Senate Minority Leader Mitch McConnell (R-Ky.) dropped his demand that a power-sharing deal with Democrats include an assurance they wouldn’t move to kill the legislative filibuster.
McConnell’s decision, announced late last night, paves the way for both sides to enter an agreement that would allow the Senate to fully function.
McConnell pointed to promises from Sens. Joe Manchin (D-W.Va.) and Kyrsten Sinema (D-Ariz.), who said they would not agree to scrap the filibuster. Without their support, Democrats wouldn’t have enough support to change the rules.
"With these assurances, I look forward to moving ahead with a power-sharing agreement modeled on that precedent," McConnell said in a statement.
Majority Leader Chuck Schumer (D-N.Y.) spokesman Justin Goodman said, "We’re glad Sen. McConnell threw in the towel and gave up on his ridiculous demand. We look forward to organizing the Senate under Democratic control and start getting big, bold things done for the American people."
Democrats and Republicans each have 50 members in their caucuses. Democrats hold the majority because Vice President Kamala Harris is able to break ties.
The power-sharing spat threatened to continue delaying President Biden’s agenda, including confirming key nominees, especially with the impeachment trial looming.
Yesterday, Democrats were continuing to balk at McConnell’s filibuster demands. They wanted to keep their options open and not give in to the Republicans.
"All I can tell you is we are not letting [Mitch] McConnell dictate how the Senate operates. He is minority leader," Schumer told reporters.
The Senate has been able to confirm some of Biden’s less controversial nominees, including Treasury Secretary Janet Yellen yesterday, even without a power-sharing accord in place.
The Senate Energy and Natural Resources Committee will hold a confirmation hearing tomorrow for Energy secretary nominee Jennifer Granholm.
The Senate is readying for an impeachment trial to begin the week of Feb. 8, after House managers last night delivered an article of impeachment against former President Trump for inciting the Jan. 6 Capitol riots.
Under a bipartisan agreement, senators will be sworn in for the trial today, but proceedings won’t start for two weeks to give each side time to prepare arguments.
While questions remain about how long the trial will last and whether it will face a Supreme Court challenge, Senate Democrats announced that Sen. Patrick Leahy (D-Vt.) will preside as the chamber’s president pro tempore.

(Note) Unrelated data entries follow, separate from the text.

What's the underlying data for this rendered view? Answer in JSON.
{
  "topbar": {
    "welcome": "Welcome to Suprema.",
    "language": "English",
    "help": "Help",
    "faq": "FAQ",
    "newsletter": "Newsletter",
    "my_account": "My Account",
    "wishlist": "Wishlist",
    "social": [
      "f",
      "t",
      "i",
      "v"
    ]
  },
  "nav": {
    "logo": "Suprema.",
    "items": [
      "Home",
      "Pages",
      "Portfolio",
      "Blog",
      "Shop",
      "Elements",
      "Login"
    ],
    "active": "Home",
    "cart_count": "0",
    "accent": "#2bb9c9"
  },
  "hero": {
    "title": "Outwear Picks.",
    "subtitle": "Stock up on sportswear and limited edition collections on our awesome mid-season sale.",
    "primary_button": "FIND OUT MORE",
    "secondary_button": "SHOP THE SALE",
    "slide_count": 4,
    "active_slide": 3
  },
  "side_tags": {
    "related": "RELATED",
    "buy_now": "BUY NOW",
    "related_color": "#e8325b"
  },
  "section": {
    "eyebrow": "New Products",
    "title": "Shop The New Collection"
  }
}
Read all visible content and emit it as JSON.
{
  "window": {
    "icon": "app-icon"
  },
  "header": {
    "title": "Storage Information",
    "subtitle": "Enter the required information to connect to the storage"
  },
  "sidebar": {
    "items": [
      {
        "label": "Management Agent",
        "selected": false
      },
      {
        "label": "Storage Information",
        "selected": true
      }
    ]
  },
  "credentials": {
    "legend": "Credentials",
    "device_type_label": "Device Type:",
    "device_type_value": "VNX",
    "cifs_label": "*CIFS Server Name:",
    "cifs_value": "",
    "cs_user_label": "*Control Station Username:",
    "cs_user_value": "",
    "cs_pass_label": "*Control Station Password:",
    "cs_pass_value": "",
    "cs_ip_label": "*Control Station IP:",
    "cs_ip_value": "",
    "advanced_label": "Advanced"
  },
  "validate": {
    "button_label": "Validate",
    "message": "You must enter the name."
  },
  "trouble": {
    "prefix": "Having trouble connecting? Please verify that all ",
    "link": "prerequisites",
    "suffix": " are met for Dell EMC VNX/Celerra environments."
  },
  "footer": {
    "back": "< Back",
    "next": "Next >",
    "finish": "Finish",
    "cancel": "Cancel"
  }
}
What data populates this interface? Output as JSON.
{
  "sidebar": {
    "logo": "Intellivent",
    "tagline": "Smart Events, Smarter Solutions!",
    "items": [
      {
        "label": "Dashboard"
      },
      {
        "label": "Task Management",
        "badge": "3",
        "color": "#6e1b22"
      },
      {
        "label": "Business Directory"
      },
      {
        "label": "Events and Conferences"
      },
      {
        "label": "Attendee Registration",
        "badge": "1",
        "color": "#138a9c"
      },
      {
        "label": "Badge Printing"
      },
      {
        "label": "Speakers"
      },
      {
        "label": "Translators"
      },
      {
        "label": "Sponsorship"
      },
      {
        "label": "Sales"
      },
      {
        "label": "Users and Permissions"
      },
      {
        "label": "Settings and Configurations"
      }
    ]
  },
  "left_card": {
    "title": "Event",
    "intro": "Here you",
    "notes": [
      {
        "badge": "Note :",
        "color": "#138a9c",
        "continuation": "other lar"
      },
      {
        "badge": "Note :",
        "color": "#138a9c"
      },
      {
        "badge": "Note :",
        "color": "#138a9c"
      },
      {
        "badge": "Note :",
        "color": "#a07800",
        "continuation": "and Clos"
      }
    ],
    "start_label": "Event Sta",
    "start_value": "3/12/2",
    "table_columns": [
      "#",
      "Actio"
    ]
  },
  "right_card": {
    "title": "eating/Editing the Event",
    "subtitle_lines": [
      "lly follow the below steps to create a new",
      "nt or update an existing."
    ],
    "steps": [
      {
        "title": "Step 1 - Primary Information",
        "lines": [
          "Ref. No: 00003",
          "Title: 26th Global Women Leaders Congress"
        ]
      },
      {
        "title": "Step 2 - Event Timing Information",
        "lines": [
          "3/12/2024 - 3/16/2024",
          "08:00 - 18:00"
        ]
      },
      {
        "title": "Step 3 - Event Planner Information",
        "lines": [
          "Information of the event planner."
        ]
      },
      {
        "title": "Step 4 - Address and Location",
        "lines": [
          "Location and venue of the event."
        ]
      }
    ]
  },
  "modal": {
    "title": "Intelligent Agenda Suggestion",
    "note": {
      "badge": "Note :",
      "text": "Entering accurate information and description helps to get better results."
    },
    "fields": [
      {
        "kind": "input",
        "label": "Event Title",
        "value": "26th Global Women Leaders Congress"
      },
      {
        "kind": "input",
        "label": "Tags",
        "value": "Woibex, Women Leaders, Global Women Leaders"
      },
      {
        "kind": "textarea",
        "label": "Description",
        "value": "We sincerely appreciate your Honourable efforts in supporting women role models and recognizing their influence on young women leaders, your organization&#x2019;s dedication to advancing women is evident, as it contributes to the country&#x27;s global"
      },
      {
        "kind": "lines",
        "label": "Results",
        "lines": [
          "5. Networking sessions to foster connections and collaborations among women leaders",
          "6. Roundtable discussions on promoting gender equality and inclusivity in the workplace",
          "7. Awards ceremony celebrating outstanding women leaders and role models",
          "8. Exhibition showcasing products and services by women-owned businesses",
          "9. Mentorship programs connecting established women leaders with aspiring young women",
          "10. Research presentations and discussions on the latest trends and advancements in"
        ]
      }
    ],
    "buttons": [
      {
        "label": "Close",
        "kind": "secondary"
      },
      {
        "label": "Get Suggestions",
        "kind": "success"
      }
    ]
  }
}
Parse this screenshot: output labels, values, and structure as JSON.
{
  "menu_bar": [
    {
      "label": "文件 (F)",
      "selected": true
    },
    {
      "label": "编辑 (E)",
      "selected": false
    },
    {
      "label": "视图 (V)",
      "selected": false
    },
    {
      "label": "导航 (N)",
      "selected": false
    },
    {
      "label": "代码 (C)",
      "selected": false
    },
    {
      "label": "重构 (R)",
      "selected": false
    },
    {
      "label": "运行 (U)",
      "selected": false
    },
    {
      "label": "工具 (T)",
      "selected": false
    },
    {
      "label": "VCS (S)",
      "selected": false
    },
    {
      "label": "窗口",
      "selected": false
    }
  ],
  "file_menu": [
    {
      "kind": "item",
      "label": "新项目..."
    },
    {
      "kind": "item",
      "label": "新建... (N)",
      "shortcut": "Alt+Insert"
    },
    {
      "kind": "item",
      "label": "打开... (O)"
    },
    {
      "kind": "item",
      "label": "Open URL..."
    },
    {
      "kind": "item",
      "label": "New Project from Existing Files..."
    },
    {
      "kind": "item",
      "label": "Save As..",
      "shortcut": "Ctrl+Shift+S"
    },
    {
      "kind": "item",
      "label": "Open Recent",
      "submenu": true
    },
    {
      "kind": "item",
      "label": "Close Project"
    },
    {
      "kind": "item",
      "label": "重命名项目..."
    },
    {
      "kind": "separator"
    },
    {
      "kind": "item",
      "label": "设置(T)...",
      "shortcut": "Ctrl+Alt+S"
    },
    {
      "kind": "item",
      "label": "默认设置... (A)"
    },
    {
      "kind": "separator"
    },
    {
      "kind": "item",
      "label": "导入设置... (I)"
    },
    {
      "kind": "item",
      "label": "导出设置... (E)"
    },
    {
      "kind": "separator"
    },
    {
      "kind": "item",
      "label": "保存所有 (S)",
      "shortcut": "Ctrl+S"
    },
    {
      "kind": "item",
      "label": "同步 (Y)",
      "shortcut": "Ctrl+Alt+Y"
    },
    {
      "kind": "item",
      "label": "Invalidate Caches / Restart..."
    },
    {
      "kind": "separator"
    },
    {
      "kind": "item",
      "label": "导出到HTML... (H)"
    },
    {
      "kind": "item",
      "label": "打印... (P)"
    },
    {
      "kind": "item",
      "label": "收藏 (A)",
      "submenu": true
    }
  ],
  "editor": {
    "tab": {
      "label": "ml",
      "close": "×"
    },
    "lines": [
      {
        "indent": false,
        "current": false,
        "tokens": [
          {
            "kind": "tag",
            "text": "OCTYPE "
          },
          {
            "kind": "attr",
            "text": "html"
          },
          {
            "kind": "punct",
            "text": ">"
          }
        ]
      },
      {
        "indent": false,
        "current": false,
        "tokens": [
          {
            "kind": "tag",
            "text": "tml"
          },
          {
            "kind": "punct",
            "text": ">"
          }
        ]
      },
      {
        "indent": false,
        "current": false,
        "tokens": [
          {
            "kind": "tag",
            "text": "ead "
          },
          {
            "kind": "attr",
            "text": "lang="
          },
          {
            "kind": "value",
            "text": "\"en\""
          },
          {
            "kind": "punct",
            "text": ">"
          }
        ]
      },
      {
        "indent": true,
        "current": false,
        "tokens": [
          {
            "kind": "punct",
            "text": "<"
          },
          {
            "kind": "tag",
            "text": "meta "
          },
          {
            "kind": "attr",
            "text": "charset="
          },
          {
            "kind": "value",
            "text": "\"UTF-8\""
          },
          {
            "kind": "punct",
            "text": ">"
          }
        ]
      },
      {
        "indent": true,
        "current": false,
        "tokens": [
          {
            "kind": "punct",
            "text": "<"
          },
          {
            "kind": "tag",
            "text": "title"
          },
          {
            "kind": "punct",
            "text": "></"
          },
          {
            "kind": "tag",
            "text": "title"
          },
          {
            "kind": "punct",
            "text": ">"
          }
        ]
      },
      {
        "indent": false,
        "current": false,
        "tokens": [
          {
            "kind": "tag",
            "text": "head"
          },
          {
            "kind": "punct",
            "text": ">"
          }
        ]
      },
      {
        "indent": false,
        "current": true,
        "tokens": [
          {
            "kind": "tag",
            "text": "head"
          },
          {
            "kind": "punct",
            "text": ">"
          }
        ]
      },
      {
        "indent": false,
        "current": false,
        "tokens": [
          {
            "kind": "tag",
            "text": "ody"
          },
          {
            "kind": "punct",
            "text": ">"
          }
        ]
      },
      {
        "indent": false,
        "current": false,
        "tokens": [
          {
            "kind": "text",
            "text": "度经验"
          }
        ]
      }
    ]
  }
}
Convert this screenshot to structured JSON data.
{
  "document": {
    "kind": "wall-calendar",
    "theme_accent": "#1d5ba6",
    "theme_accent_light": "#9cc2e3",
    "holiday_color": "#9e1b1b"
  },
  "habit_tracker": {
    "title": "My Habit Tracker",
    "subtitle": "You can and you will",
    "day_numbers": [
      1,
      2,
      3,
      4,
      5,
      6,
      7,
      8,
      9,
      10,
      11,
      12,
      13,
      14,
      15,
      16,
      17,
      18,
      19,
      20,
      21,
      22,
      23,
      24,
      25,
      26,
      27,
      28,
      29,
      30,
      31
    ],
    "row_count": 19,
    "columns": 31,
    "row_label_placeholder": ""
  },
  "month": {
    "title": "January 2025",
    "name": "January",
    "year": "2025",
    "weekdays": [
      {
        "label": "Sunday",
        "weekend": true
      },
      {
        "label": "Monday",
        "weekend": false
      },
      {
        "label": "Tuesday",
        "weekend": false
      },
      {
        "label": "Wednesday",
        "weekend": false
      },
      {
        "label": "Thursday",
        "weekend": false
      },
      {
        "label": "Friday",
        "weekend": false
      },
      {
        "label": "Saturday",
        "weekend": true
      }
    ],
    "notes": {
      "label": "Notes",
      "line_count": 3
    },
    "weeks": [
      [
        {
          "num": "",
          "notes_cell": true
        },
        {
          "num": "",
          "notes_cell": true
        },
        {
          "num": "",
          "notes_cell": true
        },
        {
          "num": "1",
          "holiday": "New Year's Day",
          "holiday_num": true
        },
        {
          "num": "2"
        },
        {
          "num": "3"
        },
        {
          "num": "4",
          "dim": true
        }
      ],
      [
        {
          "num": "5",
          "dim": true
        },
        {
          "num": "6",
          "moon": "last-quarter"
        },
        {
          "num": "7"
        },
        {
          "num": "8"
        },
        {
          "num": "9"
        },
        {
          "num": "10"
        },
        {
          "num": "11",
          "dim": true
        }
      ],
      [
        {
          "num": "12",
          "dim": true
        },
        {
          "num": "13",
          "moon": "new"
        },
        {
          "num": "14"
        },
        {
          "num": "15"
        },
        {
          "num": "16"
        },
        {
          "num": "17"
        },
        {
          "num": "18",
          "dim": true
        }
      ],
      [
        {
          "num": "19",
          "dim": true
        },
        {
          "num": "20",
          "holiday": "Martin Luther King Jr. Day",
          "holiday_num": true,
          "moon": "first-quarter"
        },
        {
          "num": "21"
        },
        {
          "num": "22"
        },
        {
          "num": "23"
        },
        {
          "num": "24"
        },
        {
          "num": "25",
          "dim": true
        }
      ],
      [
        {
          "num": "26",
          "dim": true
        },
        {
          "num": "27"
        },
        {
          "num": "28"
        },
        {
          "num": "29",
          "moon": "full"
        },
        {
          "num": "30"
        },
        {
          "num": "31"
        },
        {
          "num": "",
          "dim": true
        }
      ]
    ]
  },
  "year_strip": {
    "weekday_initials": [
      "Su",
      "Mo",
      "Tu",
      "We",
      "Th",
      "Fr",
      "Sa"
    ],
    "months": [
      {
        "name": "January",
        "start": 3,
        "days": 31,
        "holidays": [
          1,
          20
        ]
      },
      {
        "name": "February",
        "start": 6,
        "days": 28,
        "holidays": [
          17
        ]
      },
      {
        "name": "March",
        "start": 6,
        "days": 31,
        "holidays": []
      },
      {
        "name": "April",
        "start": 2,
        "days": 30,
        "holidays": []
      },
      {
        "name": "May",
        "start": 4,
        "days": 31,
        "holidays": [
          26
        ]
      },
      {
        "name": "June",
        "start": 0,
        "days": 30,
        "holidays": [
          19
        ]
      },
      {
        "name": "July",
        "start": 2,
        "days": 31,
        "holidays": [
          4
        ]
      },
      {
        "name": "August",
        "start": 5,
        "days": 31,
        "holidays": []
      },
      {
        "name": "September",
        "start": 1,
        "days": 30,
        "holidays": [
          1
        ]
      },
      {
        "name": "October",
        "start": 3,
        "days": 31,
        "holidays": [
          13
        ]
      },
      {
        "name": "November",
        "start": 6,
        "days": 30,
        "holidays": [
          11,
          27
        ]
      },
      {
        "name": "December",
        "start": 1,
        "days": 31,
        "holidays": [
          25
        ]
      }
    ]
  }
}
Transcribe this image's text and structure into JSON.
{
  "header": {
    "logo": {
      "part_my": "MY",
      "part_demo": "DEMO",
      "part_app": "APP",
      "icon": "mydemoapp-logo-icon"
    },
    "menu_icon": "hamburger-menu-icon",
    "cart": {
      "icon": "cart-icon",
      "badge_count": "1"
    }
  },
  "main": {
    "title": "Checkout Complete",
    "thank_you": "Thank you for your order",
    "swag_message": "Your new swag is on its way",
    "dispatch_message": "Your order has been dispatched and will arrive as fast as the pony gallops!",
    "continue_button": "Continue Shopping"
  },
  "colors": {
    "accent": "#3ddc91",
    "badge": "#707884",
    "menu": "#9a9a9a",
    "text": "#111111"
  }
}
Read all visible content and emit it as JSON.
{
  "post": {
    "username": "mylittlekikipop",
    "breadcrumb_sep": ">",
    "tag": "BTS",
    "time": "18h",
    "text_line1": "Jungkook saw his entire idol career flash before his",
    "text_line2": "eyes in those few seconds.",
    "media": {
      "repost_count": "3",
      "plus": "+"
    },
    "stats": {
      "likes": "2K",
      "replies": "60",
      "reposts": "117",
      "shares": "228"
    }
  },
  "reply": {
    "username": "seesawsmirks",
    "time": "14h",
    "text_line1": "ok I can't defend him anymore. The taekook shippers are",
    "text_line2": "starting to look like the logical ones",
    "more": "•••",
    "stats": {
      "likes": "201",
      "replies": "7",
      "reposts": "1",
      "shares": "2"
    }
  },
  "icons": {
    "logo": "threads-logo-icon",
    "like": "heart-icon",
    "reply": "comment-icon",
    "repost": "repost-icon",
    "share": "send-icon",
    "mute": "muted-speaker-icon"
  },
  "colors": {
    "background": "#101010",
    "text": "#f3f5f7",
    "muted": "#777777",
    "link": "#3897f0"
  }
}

"When I preside over the impeachment trial of former President Donald Trump, I will not waver from my constitutional and sworn obligations to administer the trial with fairness, in accordance with the Constitution and the laws," said Leahy yesterday.
Supreme Court Chief Justice John Roberts will not have any role in the trial, after overseeing Trump’s first impeachment.
Meanwhile, a bipartisan call over the weekend between a bloc of 16 senators and Biden’s National Economic Council Director Brian Deese found both parties eager to deliver more pandemic relief.
However, the contours of legislation that can win bipartisan support remain unclear and might not be reachable.
"To be clear, nobody thinks our bipartisan work fighting this pandemic is completely finished. Nobody’s arguing that," McConnell said yesterday.
"But experts and economists from the left to the right agree: Any further action should be smart and targeted, not just an imprecise deluge of borrowed money that would direct huge sums toward those who don’t need it," he said.
McConnell has warned the White House’s nearly $2 trillion pandemic offering "misses the mark" with billions of dollars proposed for new state and local aid as well as a hike in the minimum wage.
Some senators, including incoming Budget Chairman Bernie Sanders (I-Vt.), have said Democrats should not focus on winning Republican votes.
Instead, Sanders has argued for moving pandemic relief quickly under budget reconciliation rules, a legislative maneuver that allows for passing bills with a simple majority without the threat of the filibuster.
The White House, though, is not yet ready to give up on a deal with wide backing. "I prefer these things to be bipartisan because I’m trying to generate some consensus and take sort of the, how can I say it, the vitriol out of all of this," Biden told reporters yesterday.